**TASK DIRECTIONS**
Every line that appears in the listing is to be set down verbatim.

**RECORDED INFORMATION**
════
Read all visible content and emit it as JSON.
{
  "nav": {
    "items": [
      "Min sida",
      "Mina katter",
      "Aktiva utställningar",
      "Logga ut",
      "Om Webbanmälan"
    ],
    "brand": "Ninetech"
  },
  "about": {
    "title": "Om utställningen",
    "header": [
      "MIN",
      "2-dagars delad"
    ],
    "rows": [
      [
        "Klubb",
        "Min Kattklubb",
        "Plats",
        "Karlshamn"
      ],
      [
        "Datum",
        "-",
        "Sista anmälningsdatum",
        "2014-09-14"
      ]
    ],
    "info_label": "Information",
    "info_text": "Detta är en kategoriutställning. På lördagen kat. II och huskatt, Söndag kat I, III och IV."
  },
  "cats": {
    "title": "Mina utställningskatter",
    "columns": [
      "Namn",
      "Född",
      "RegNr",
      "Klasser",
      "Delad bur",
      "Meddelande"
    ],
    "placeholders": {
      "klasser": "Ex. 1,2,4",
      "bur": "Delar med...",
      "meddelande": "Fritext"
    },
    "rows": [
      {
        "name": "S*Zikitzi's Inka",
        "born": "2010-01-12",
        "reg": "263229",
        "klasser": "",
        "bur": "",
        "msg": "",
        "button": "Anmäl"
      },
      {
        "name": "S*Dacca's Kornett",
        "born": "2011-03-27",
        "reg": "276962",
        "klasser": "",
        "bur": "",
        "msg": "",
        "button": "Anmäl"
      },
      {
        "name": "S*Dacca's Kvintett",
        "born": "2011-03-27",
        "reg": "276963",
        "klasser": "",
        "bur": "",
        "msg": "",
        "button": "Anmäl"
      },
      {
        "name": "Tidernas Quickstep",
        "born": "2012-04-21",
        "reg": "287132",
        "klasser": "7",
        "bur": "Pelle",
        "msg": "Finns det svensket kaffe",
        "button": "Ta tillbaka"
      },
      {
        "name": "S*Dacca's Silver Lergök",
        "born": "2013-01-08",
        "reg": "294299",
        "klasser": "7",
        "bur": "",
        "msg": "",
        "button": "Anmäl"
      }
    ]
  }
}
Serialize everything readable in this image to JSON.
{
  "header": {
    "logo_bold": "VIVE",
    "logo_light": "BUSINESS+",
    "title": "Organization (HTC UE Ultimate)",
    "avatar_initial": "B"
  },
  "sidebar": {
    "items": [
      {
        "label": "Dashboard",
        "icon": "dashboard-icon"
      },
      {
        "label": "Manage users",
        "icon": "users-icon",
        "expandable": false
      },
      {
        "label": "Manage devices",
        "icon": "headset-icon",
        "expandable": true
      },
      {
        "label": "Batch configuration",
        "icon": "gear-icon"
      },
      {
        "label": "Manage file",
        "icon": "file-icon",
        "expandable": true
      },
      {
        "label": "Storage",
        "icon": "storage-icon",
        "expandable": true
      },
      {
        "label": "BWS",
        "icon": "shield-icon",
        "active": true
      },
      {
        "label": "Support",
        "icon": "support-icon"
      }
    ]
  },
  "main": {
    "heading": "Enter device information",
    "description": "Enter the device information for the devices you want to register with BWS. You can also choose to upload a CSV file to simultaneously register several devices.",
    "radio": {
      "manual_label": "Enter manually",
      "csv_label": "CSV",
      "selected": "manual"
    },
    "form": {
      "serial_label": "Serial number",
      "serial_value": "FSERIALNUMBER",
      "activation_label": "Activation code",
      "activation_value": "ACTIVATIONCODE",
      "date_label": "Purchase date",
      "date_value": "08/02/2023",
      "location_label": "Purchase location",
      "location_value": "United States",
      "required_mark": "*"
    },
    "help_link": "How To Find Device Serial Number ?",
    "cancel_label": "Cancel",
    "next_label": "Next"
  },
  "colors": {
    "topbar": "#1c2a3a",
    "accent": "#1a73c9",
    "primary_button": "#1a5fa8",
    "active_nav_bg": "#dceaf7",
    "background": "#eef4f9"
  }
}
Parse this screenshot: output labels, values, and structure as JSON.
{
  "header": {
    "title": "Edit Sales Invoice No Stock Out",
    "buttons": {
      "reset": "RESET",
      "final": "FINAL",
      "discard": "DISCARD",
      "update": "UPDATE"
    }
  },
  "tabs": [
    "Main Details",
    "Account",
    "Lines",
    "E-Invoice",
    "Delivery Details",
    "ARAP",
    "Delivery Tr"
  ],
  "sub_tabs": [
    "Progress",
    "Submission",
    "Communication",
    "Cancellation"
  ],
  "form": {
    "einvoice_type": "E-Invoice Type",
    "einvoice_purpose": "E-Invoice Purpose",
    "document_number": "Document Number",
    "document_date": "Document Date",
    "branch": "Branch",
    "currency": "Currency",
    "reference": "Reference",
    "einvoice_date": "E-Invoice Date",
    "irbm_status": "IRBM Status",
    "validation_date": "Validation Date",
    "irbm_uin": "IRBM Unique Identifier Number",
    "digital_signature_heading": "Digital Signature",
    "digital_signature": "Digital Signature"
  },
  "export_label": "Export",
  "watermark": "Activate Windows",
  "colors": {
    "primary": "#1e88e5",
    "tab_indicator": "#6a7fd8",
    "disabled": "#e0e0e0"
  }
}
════
**SOLUTION TO THE PROBLEM**
Read all visible content and emit it as JSON.
{
  "nav": {
    "items": [
      "Min sida",
      "Mina katter",
      "Aktiva utställningar",
      "Logga ut",
      "Om Webbanmälan"
    ],
    "brand": "Ninetech"
  },
  "about": {
    "title": "Om utställningen",
    "header": [
      "MIN",
      "2-dagars delad"
    ],
    "rows": [
      [
        "Klubb",
        "Min Kattklubb",
        "Plats",
        "Karlshamn"
      ],
      [
        "Datum",
        "-",
        "Sista anmälningsdatum",
        "2014-09-14"
      ]
    ],
    "info_label": "Information",
    "info_text": "Detta är en kategoriutställning. På lördagen kat. II och huskatt, Söndag kat I, III och IV."
  },
  "cats": {
    "title": "Mina utställningskatter",
    "columns": [
      "Namn",
      "Född",
      "RegNr",
      "Klasser",
      "Delad bur",
      "Meddelande"
    ],
    "placeholders": {
      "klasser": "Ex. 1,2,4",
      "bur": "Delar med...",
      "meddelande": "Fritext"
    },
    "rows": [
      {
        "name": "S*Zikitzi's Inka",
        "born": "2010-01-12",
        "reg": "263229",
        "klasser": "",
        "bur": "",
        "msg": "",
        "button": "Anmäl"
      },
      {
        "name": "S*Dacca's Kornett",
        "born": "2011-03-27",
        "reg": "276962",
        "klasser": "",
        "bur": "",
        "msg": "",
        "button": "Anmäl"
      },
      {
        "name": "S*Dacca's Kvintett",
        "born": "2011-03-27",
        "reg": "276963",
        "klasser": "",
        "bur": "",
        "msg": "",
        "button": "Anmäl"
      },
      {
        "name": "Tidernas Quickstep",
        "born": "2012-04-21",
        "reg": "287132",
        "klasser": "7",
        "bur": "Pelle",
        "msg": "Finns det svensket kaffe",
        "button": "Ta tillbaka"
      },
      {
        "name": "S*Dacca's Silver Lergök",
        "born": "2013-01-08",
        "reg": "294299",
        "klasser": "7",
        "bur": "",
        "msg": "",
        "button": "Anmäl"
      }
    ]
  }
}
Serialize everything readable in this image to JSON.
{
  "header": {
    "logo_bold": "VIVE",
    "logo_light": "BUSINESS+",
    "title": "Organization (HTC UE Ultimate)",
    "avatar_initial": "B"
  },
  "sidebar": {
    "items": [
      {
        "label": "Dashboard",
        "icon": "dashboard-icon"
      },
      {
        "label": "Manage users",
        "icon": "users-icon",
        "expandable": false
      },
      {
        "label": "Manage devices",
        "icon": "headset-icon",
        "expandable": true
      },
      {
        "label": "Batch configuration",
        "icon": "gear-icon"
      },
      {
        "label": "Manage file",
        "icon": "file-icon",
        "expandable": true
      },
      {
        "label": "Storage",
        "icon": "storage-icon",
        "expandable": true
      },
      {
        "label": "BWS",
        "icon": "shield-icon",
        "active": true
      },
      {
        "label": "Support",
        "icon": "support-icon"
      }
    ]
  },
  "main": {
    "heading": "Enter device information",
    "description": "Enter the device information for the devices you want to register with BWS. You can also choose to upload a CSV file to simultaneously register several devices.",
    "radio": {
      "manual_label": "Enter manually",
      "csv_label": "CSV",
      "selected": "manual"
    },
    "form": {
      "serial_label": "Serial number",
      "serial_value": "FSERIALNUMBER",
      "activation_label": "Activation code",
      "activation_value": "ACTIVATIONCODE",
      "date_label": "Purchase date",
      "date_value": "08/02/2023",
      "location_label": "Purchase location",
      "location_value": "United States",
      "required_mark": "*"
    },
    "help_link": "How To Find Device Serial Number ?",
    "cancel_label": "Cancel",
    "next_label": "Next"
  },
  "colors": {
    "topbar": "#1c2a3a",
    "accent": "#1a73c9",
    "primary_button": "#1a5fa8",
    "active_nav_bg": "#dceaf7",
    "background": "#eef4f9"
  }
}
Parse this screenshot: output labels, values, and structure as JSON.
{
  "header": {
    "title": "Edit Sales Invoice No Stock Out",
    "buttons": {
      "reset": "RESET",
      "final": "FINAL",
      "discard": "DISCARD",
      "update": "UPDATE"
    }
  },
  "tabs": [
    "Main Details",
    "Account",
    "Lines",
    "E-Invoice",
    "Delivery Details",
    "ARAP",
    "Delivery Tr"
  ],
  "sub_tabs": [
    "Progress",
    "Submission",
    "Communication",
    "Cancellation"
  ],
  "form": {
    "einvoice_type": "E-Invoice Type",
    "einvoice_purpose": "E-Invoice Purpose",
    "document_number": "Document Number",
    "document_date": "Document Date",
    "branch": "Branch",
    "currency": "Currency",
    "reference": "Reference",
    "einvoice_date": "E-Invoice Date",
    "irbm_status": "IRBM Status",
    "validation_date": "Validation Date",
    "irbm_uin": "IRBM Unique Identifier Number",
    "digital_signature_heading": "Digital Signature",
    "digital_signature": "Digital Signature"
  },
  "export_label": "Export",
  "watermark": "Activate Windows",
  "colors": {
    "primary": "#1e88e5",
    "tab_indicator": "#6a7fd8",
    "disabled": "#e0e0e0"
  }
}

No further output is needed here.